We often make the same mistakes in prayer and altar ministry. I am continually struck by the fact that when I offer to pray for others, either God will show up, or he won’t. For example, I’ve prayed for many people to receive the gift of tongues. Many times, the Lord has given the person I’m praying for that gift. Sometimes, he has not given it. Whether it happens or not, I always pray basically the same prayer: “Lord, please give (name) the gift of tongues right now. Amen.” Our Father knows if the person needs the gift or not. I don’t have to stand there thinking up words to say while God makes up his mind. If he wants to do it, he does. If he doesn’t, my long winded prayers won’t change his mind.

Look at the way Jesus did ministry:

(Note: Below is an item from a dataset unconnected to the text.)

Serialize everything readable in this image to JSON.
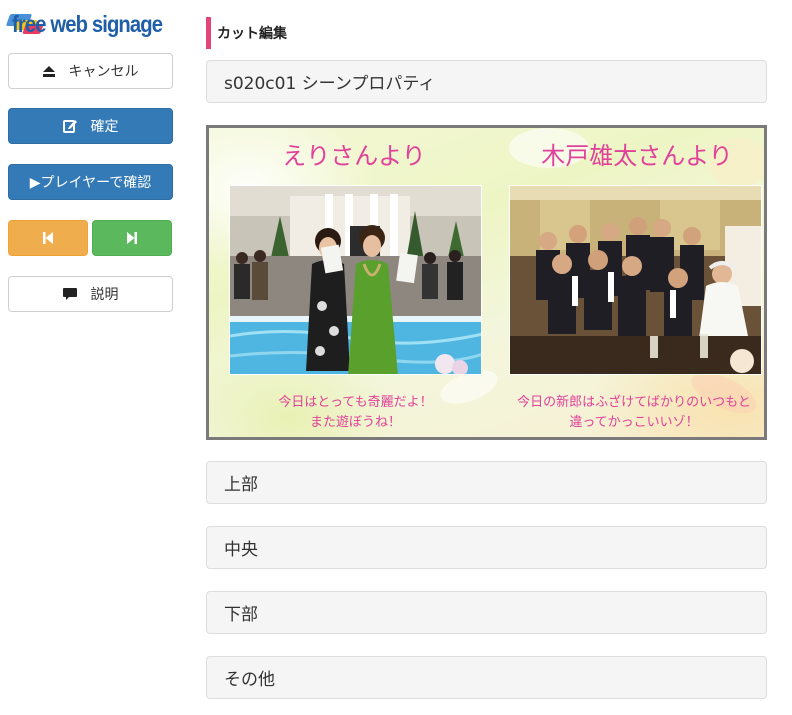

“Lazarus, come out.” (resurrection ministry)

“Get up and walk” (healing ministry)

“Little girl, get up” (resurrection ministry)

“Thank you father for the food. Please bless it” (providence ministry for five thousand)

“Come out of him,” (deliverance ministry)

“Receive the Holy Spirit (baptism in the Holy Spirit)

In these examples, Jesus uses an average of eight words. I have to admit, I made up the prayer about the feeding of the five thousand – it could have been a lot longer. Or a lot shorter. But the others are verbatim quotes from the gospels. Jesus is simple and direct.

You see, I think we, like Moses, are afraid to leave it that simple. If we keep talking, maybe God will show up just to make us quit. Or, if we keep talking, maybe we can cover up the fact that no one is getting healed tonight.

Thus, our ministry times often reflect a confusing contradictory message. The overall gist of it goes like this: “God has a gift he wants to give you now. He wants to give it to you, so come up to receive it. Now, once you come up to receive it you can’t just receive it. We have to work hard and pray long so that you can get it.”

Jesus never did ministry that way. The disciples after Pentecost never did ministry that way. And the fact that so many churches do engage in ministry that way sends the wrong message to people about prayer and about Jesus himself.

I think two of the biggest causes for this kind of praying and ministry are fear and self-reliance. If we keep it short and simple, will God really do it? Maybe if we pray long and hard, we can kind of motivate God to do what we ask. We are afraid to simply say, “Jesus come and do this please,” because what if he doesn’t? The reason that scares us is because we have forgotten that this is all about him, not us. We will end up looking silly if we speak less than fifteen words during our ministry time and nothing happens. But it isn’t supposed to be about how we look. It is supposed to be about what Jesus wants to do.

And so we buy into the idea that a longer, better-sounding prayer is in fact a better prayer. Because that gives us a measure of control. We start to believe we can make it happen if only we pray correctly. We want to believe that we can do something to make God show up. Because doing something is easier than waiting quietly in faith.

Most of the people I know who pray and do ministry with heaps of empty words are good-hearted people. I believe that many of them have a much closer relationship with Jesus than their prayers would lead you to suspect. But I think they are sincerely misled in this matter. Maybe you have been too. It isn’t complicated. Jesus made it quite clear in his teachings and in his examples: Keep it short and simple and trust God to do what you are asking.